Four indentured women cross the black water to the Colony of Natal
In 1909, four women board a ship in Madras to cross the Kala Pani, the ‘black water’, to Natal. Lutchmee, a young widow, has escaped her vengeful mother-in-law and self-immolation on her husband’s funeral pyre. Vottie, from the Brahmin caste, is an educated girl whose abusive husband tries to hold on to his caste at all costs. Chinmah, heavily pregnant when she boards the ship, is married to an older man as part of an unpaid debt. Dazzling but shy Jyothi is single. On board the ship, the women will form friendships and alliances. They will help each other through trial and trauma, even after they arrive and are separated.
Like many Indians desperate to escape unbearable conditions in their home country, these women are only too eager to believe what they’ve been told: that a better life awaits them in South Africa, where caste doesn’t matter, food is plentiful, and liberty will be theirs after just five years.

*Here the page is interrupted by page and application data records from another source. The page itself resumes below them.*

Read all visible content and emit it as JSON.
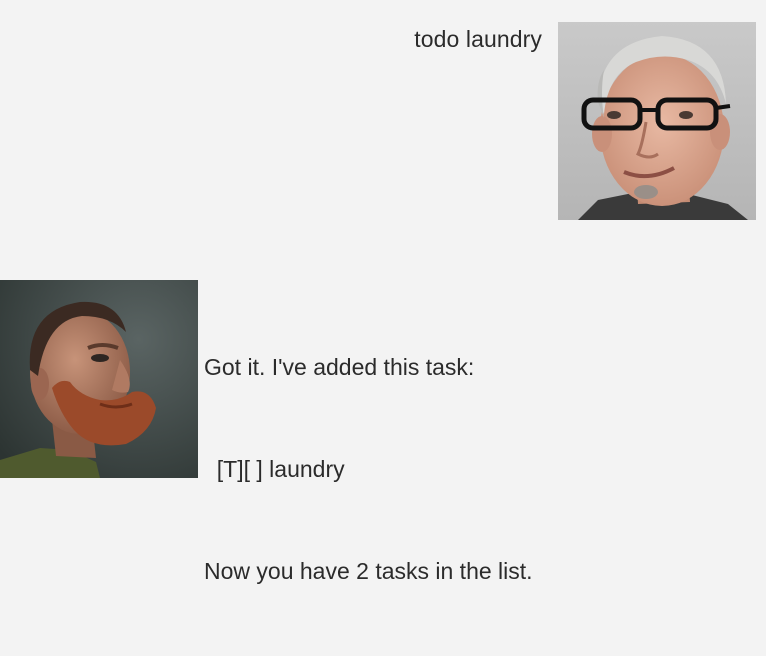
{
  "conversation": {
    "user_message": {
      "text": "todo laundry",
      "avatar_icon": "user-avatar-glasses-man"
    },
    "bot_message": {
      "lines": [
        "Got it. I've added this task:",
        "  [T][ ] laundry",
        "Now you have 2 tasks in the list."
      ],
      "avatar_icon": "bot-avatar-bearded-man"
    }
  },
  "colors": {
    "background": "#f3f3f3",
    "text": "#2b2b2b"
  }
}
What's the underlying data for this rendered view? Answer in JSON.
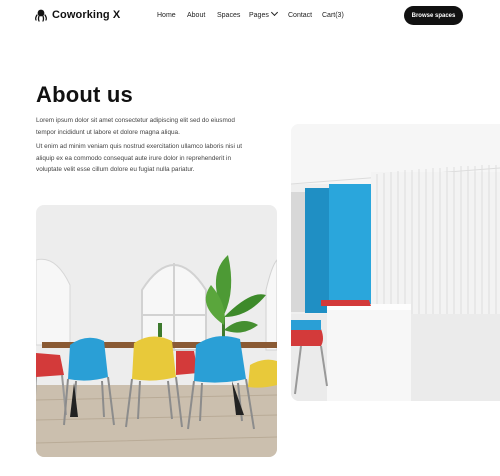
{
  "brand": {
    "name": "Coworking X",
    "logo_icon": "octopus-icon"
  },
  "nav": {
    "items": [
      "Home",
      "About",
      "Spaces",
      "Pages",
      "Contact",
      "Cart(3)"
    ],
    "pages_dropdown_icon": "chevron-down-icon"
  },
  "cta": {
    "label": "Browse spaces"
  },
  "about": {
    "title": "About us",
    "paragraph1": "Lorem ipsum dolor sit amet consectetur adipiscing elit sed do eiusmod tempor incididunt ut labore et dolore magna aliqua.",
    "paragraph2": "Ut enim ad minim veniam quis nostrud exercitation ullamco laboris nisi ut aliquip ex ea commodo consequat aute irure dolor in reprehenderit in voluptate velit esse cillum dolore eu fugiat nulla pariatur."
  },
  "colors": {
    "primary": "#111111",
    "text_muted": "#444444",
    "chair_blue": "#2a9fd6",
    "chair_yellow": "#e8c93a",
    "chair_red": "#d93a3a"
  }
}
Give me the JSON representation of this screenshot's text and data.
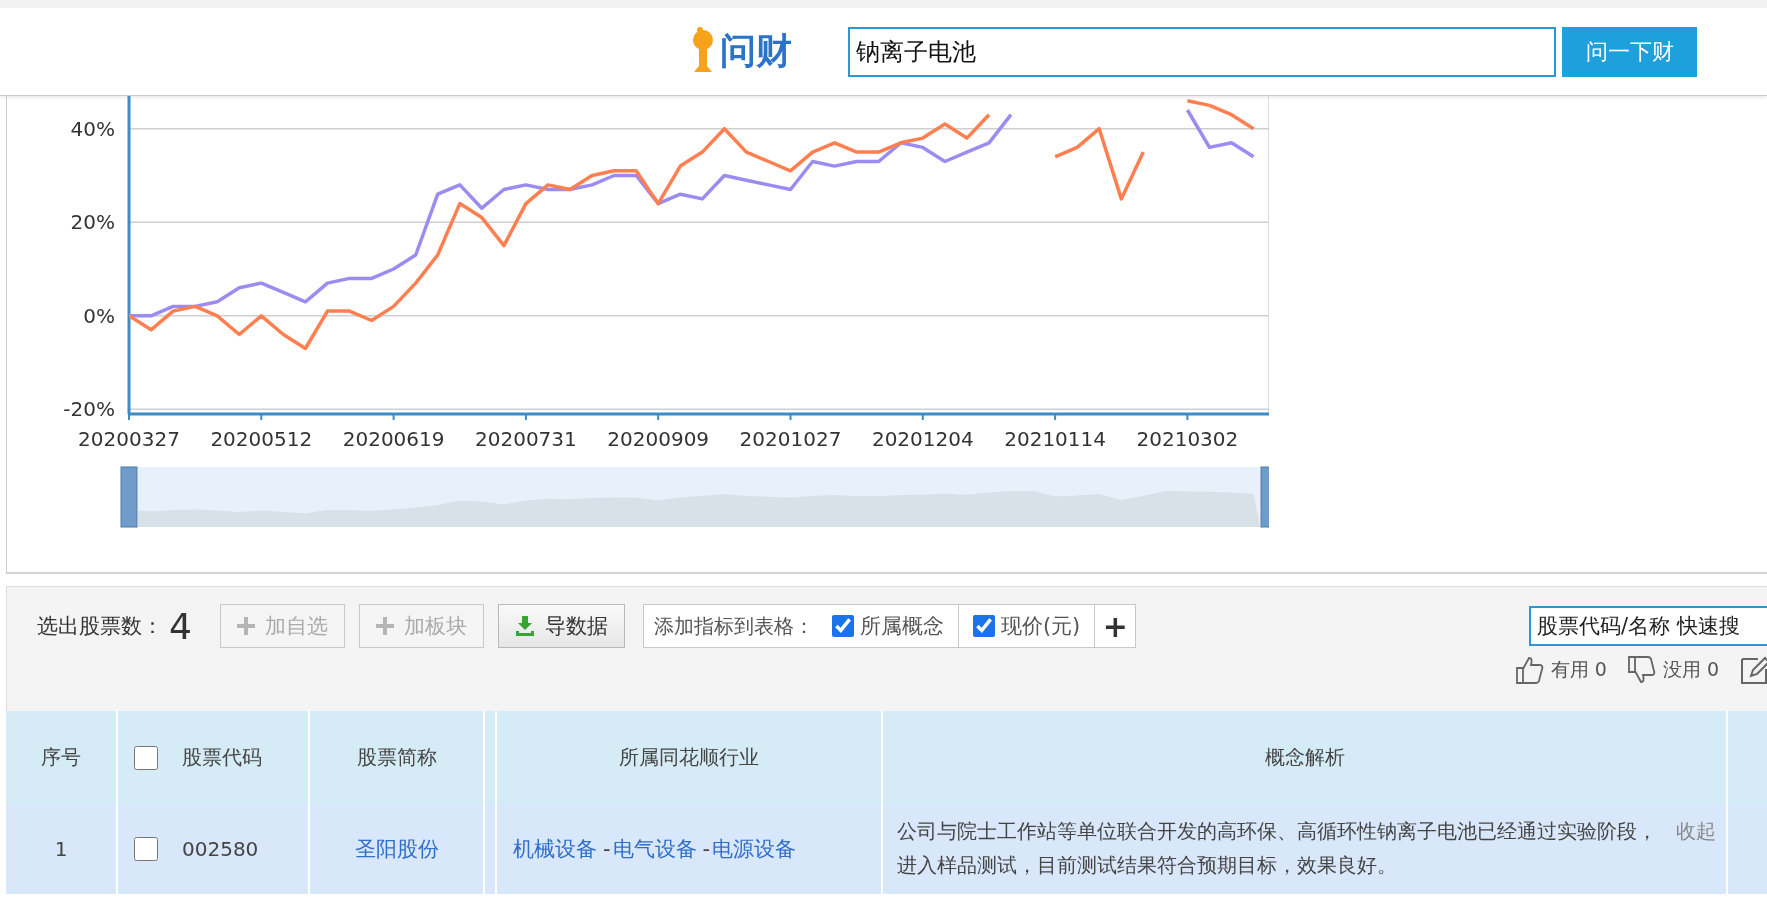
{
  "header": {
    "logo_text": "问财",
    "search": {
      "value": "钠离子电池"
    },
    "search_button": "问一下财"
  },
  "chart": {
    "chart_data": {
      "type": "line",
      "grid": true,
      "categories": [
        "20200327",
        null,
        null,
        null,
        null,
        null,
        "20200512",
        null,
        null,
        null,
        null,
        null,
        "20200619",
        null,
        null,
        null,
        null,
        null,
        "20200731",
        null,
        null,
        null,
        null,
        null,
        "20200909",
        null,
        null,
        null,
        null,
        null,
        "20201027",
        null,
        null,
        null,
        null,
        null,
        "20201204",
        null,
        null,
        null,
        null,
        null,
        "20210114",
        null,
        null,
        null,
        null,
        null,
        "20210302",
        null,
        null,
        null
      ],
      "yticks": [
        {
          "value": 40,
          "label": "40%"
        },
        {
          "value": 20,
          "label": "20%"
        },
        {
          "value": 0,
          "label": "0%"
        },
        {
          "value": -20,
          "label": "-20%"
        }
      ],
      "ylim": [
        -21,
        47
      ],
      "series": [
        {
          "color": "#9b8cf2",
          "values": [
            0,
            0,
            2,
            2,
            3,
            6,
            7,
            5,
            3,
            7,
            8,
            8,
            10,
            13,
            26,
            28,
            23,
            27,
            28,
            27,
            27,
            28,
            30,
            30,
            24,
            26,
            25,
            30,
            29,
            28,
            27,
            33,
            32,
            33,
            33,
            37,
            36,
            33,
            35,
            37,
            43,
            null,
            null,
            null,
            null,
            null,
            null,
            null,
            44,
            36,
            37,
            34
          ]
        },
        {
          "color": "#ff7f50",
          "values": [
            0,
            -3,
            1,
            2,
            0,
            -4,
            0,
            -4,
            -7,
            1,
            1,
            -1,
            2,
            7,
            13,
            24,
            21,
            15,
            24,
            28,
            27,
            30,
            31,
            31,
            24,
            32,
            35,
            40,
            35,
            33,
            31,
            35,
            37,
            35,
            35,
            37,
            38,
            41,
            38,
            43,
            null,
            null,
            34,
            36,
            40,
            25,
            35,
            null,
            46,
            45,
            43,
            40
          ]
        }
      ]
    }
  },
  "toolbar": {
    "count_label": "选出股票数：",
    "count": "4",
    "buttons": [
      {
        "label": "加自选",
        "kind": "add",
        "disabled": true
      },
      {
        "label": "加板块",
        "kind": "add",
        "disabled": true
      },
      {
        "label": "导数据",
        "kind": "export",
        "disabled": false
      }
    ],
    "indicator_label": "添加指标到表格：",
    "indicators": [
      {
        "label": "所属概念",
        "checked": true
      },
      {
        "label": "现价(元)",
        "checked": true
      }
    ],
    "add_indicator": "+",
    "quick_search": {
      "placeholder": "股票代码/名称 快速搜"
    },
    "feedback": [
      {
        "kind": "up",
        "label": "有用",
        "count": "0"
      },
      {
        "kind": "down",
        "label": "没用",
        "count": "0"
      }
    ]
  },
  "table": {
    "select_all": {
      "checked": false
    },
    "columns": [
      "序号",
      "股票代码",
      "股票简称",
      "所属同花顺行业",
      "概念解析"
    ],
    "rows": [
      {
        "index": "1",
        "checked": false,
        "code": "002580",
        "name": "圣阳股份",
        "industry": [
          "机械设备",
          "电气设备",
          "电源设备"
        ],
        "separator": "-",
        "concept": "公司与院士工作站等单位联合开发的高环保、高循环性钠离子电池已经通过实验阶段，进入样品测试，目前测试结果符合预期目标，效果良好。",
        "collapse": "收起"
      }
    ]
  }
}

But the reality of life on the plantations reveals the truth about the crossing: that it is usually a one-way journey, rife with misery, and that the hardship doesn’t end after the ship has dropped anchor in Durban harbour.

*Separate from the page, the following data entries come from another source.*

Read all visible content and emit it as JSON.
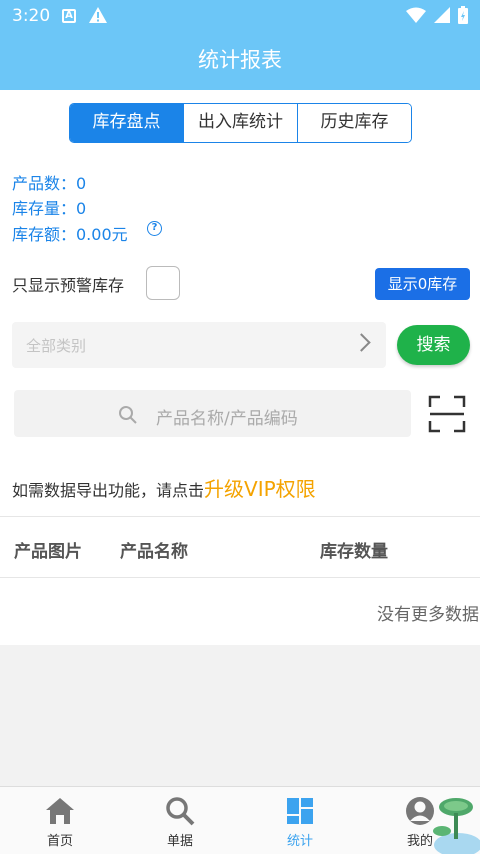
{
  "status_bar": {
    "time": "3:20",
    "notif_letter": "A"
  },
  "header": {
    "title": "统计报表"
  },
  "tabs": [
    {
      "label": "库存盘点",
      "active": true
    },
    {
      "label": "出入库统计",
      "active": false
    },
    {
      "label": "历史库存",
      "active": false
    }
  ],
  "stats": {
    "product_count": "产品数：0",
    "stock_qty": "库存量：0",
    "stock_amount": "库存额：0.00元"
  },
  "filter": {
    "warning_label": "只显示预警库存",
    "show_zero_button": "显示0库存",
    "category_placeholder": "全部类别",
    "search_button": "搜索",
    "search_placeholder": "产品名称/产品编码"
  },
  "vip": {
    "prefix": "如需数据导出功能，请点击",
    "link": "升级VIP权限"
  },
  "table": {
    "headers": [
      "产品图片",
      "产品名称",
      "库存数量"
    ],
    "empty_text": "没有更多数据"
  },
  "bottom_nav": [
    {
      "label": "首页",
      "icon": "home-icon",
      "active": false
    },
    {
      "label": "单据",
      "icon": "search-icon",
      "active": false
    },
    {
      "label": "统计",
      "icon": "stats-icon",
      "active": true
    },
    {
      "label": "我的",
      "icon": "user-icon",
      "active": false
    }
  ],
  "colors": {
    "primary": "#1b84e8",
    "header": "#6cc6f7",
    "search_green": "#1fb24a",
    "vip_orange": "#f4a300"
  }
}
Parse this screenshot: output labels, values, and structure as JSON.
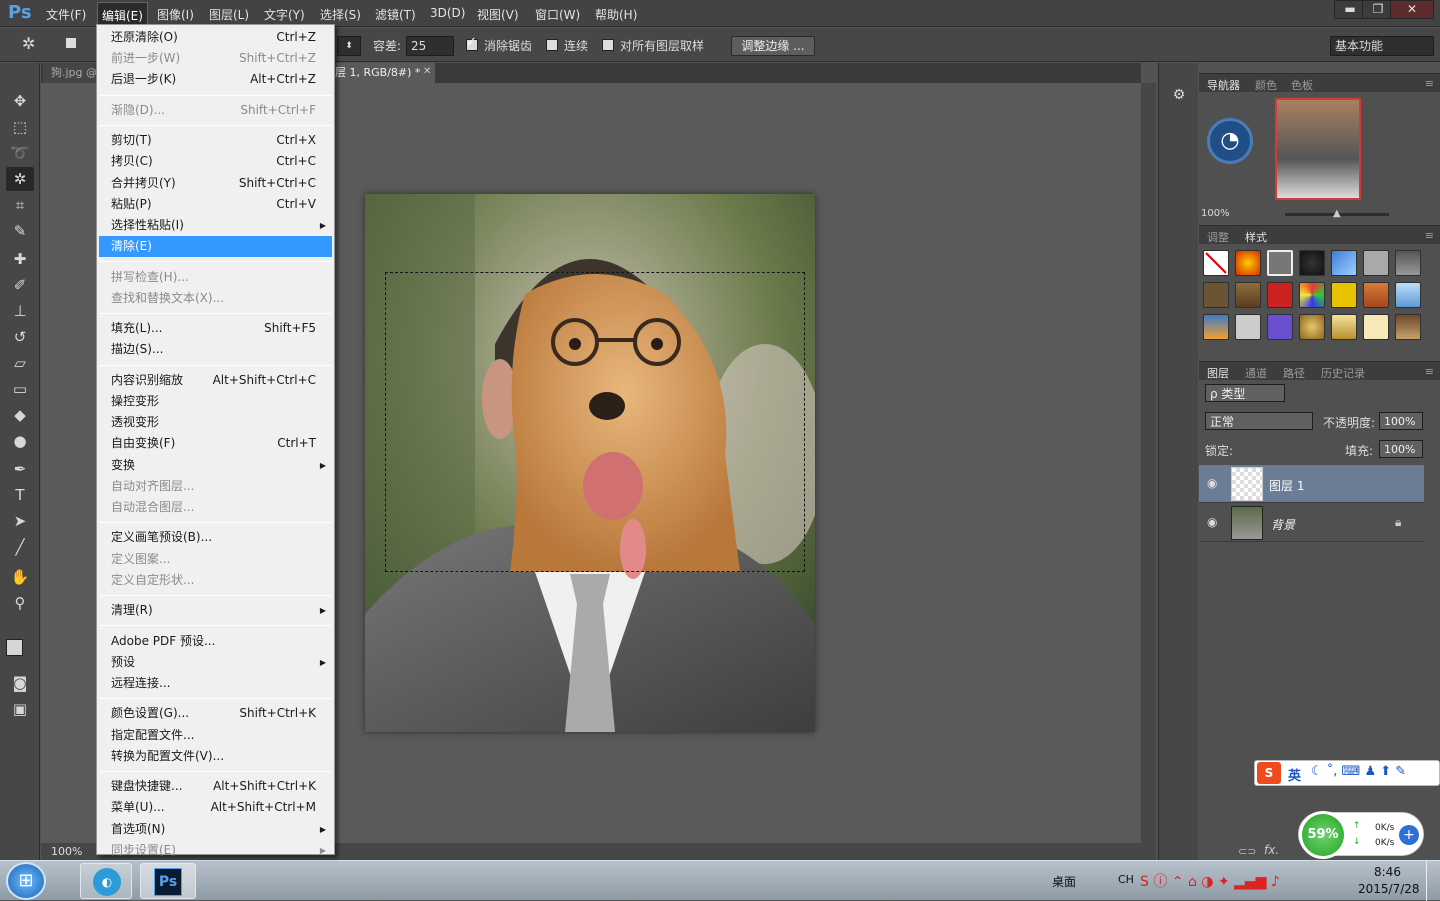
{
  "app": {
    "logo": "Ps"
  },
  "menubar": {
    "items": [
      "文件(F)",
      "编辑(E)",
      "图像(I)",
      "图层(L)",
      "文字(Y)",
      "选择(S)",
      "滤镜(T)",
      "3D(D)",
      "视图(V)",
      "窗口(W)",
      "帮助(H)"
    ],
    "active": "编辑(E)"
  },
  "window_controls": {
    "minimize": "▬",
    "restore": "❐",
    "close": "✕"
  },
  "options": {
    "tolerance_label": "容差:",
    "tolerance_value": "25",
    "antialias_label": "消除锯齿",
    "contiguous_label": "连续",
    "sample_all_label": "对所有图层取样",
    "refine_edge_button": "调整边缘 ...",
    "workspace": "基本功能"
  },
  "document_tabs": [
    {
      "label": "狗.jpg @"
    },
    {
      "label": "层 1, RGB/8#) *"
    }
  ],
  "edit_menu": {
    "items": [
      {
        "label": "还原清除(O)",
        "shortcut": "Ctrl+Z",
        "disabled": false
      },
      {
        "label": "前进一步(W)",
        "shortcut": "Shift+Ctrl+Z",
        "disabled": true
      },
      {
        "label": "后退一步(K)",
        "shortcut": "Alt+Ctrl+Z",
        "disabled": false
      },
      {
        "label": "渐隐(D)...",
        "shortcut": "Shift+Ctrl+F",
        "disabled": true
      },
      {
        "label": "剪切(T)",
        "shortcut": "Ctrl+X",
        "disabled": false
      },
      {
        "label": "拷贝(C)",
        "shortcut": "Ctrl+C",
        "disabled": false
      },
      {
        "label": "合并拷贝(Y)",
        "shortcut": "Shift+Ctrl+C",
        "disabled": false
      },
      {
        "label": "粘贴(P)",
        "shortcut": "Ctrl+V",
        "disabled": false
      },
      {
        "label": "选择性粘贴(I)",
        "shortcut": "",
        "disabled": false,
        "submenu": true
      },
      {
        "label": "清除(E)",
        "shortcut": "",
        "disabled": false,
        "highlighted": true
      },
      {
        "label": "拼写检查(H)...",
        "shortcut": "",
        "disabled": true
      },
      {
        "label": "查找和替换文本(X)...",
        "shortcut": "",
        "disabled": true
      },
      {
        "label": "填充(L)...",
        "shortcut": "Shift+F5",
        "disabled": false
      },
      {
        "label": "描边(S)...",
        "shortcut": "",
        "disabled": false
      },
      {
        "label": "内容识别缩放",
        "shortcut": "Alt+Shift+Ctrl+C",
        "disabled": false
      },
      {
        "label": "操控变形",
        "shortcut": "",
        "disabled": false
      },
      {
        "label": "透视变形",
        "shortcut": "",
        "disabled": false
      },
      {
        "label": "自由变换(F)",
        "shortcut": "Ctrl+T",
        "disabled": false
      },
      {
        "label": "变换",
        "shortcut": "",
        "disabled": false,
        "submenu": true
      },
      {
        "label": "自动对齐图层...",
        "shortcut": "",
        "disabled": true
      },
      {
        "label": "自动混合图层...",
        "shortcut": "",
        "disabled": true
      },
      {
        "label": "定义画笔预设(B)...",
        "shortcut": "",
        "disabled": false
      },
      {
        "label": "定义图案...",
        "shortcut": "",
        "disabled": true
      },
      {
        "label": "定义自定形状...",
        "shortcut": "",
        "disabled": true
      },
      {
        "label": "清理(R)",
        "shortcut": "",
        "disabled": false,
        "submenu": true
      },
      {
        "label": "Adobe PDF 预设...",
        "shortcut": "",
        "disabled": false
      },
      {
        "label": "预设",
        "shortcut": "",
        "disabled": false,
        "submenu": true
      },
      {
        "label": "远程连接...",
        "shortcut": "",
        "disabled": false
      },
      {
        "label": "颜色设置(G)...",
        "shortcut": "Shift+Ctrl+K",
        "disabled": false
      },
      {
        "label": "指定配置文件...",
        "shortcut": "",
        "disabled": false
      },
      {
        "label": "转换为配置文件(V)...",
        "shortcut": "",
        "disabled": false
      },
      {
        "label": "键盘快捷键...",
        "shortcut": "Alt+Shift+Ctrl+K",
        "disabled": false
      },
      {
        "label": "菜单(U)...",
        "shortcut": "Alt+Shift+Ctrl+M",
        "disabled": false
      },
      {
        "label": "首选项(N)",
        "shortcut": "",
        "disabled": false,
        "submenu": true
      },
      {
        "label": "同步设置(E)",
        "shortcut": "",
        "disabled": true,
        "submenu": true
      }
    ],
    "submenu_arrow": "▶"
  },
  "status": {
    "zoom": "100%"
  },
  "navigator": {
    "tabs": [
      "导航器",
      "颜色",
      "色板"
    ],
    "zoom": "100%"
  },
  "styles_panel": {
    "tabs": [
      "调整",
      "样式"
    ]
  },
  "layers_panel": {
    "tabs": [
      "图层",
      "通道",
      "路径",
      "历史记录"
    ],
    "filter_label": "ρ 类型",
    "blend_mode": "正常",
    "opacity_label": "不透明度:",
    "opacity_value": "100%",
    "lock_label": "锁定:",
    "fill_label": "填充:",
    "fill_value": "100%",
    "layers": [
      {
        "name": "图层 1",
        "selected": true
      },
      {
        "name": "背景",
        "selected": false,
        "locked": true
      }
    ],
    "footer_fx": "fx."
  },
  "ime": {
    "lang": "英"
  },
  "netmeter": {
    "percent": "59%",
    "up": "0K/s",
    "down": "0K/s"
  },
  "taskbar": {
    "desktop_label": "桌面",
    "lang": "CH",
    "time": "8:46",
    "date": "2015/7/28",
    "ps_label": "Ps"
  },
  "colors": {
    "highlight": "#3399ff",
    "ps_blue": "#5aa0e6",
    "layer_selected": "#6b7d94"
  }
}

The epic stories of these immigrants – the brave, the bold, the kind; the weak, the cruel, the cowardly – are woven into the fabric of South Africa’s Indian population today. Shevlyn Mottai has drawn on her ancestors’ history to highlight the bonds formed between women during adversity, and to celebrate their journeys of tragedy and triumph.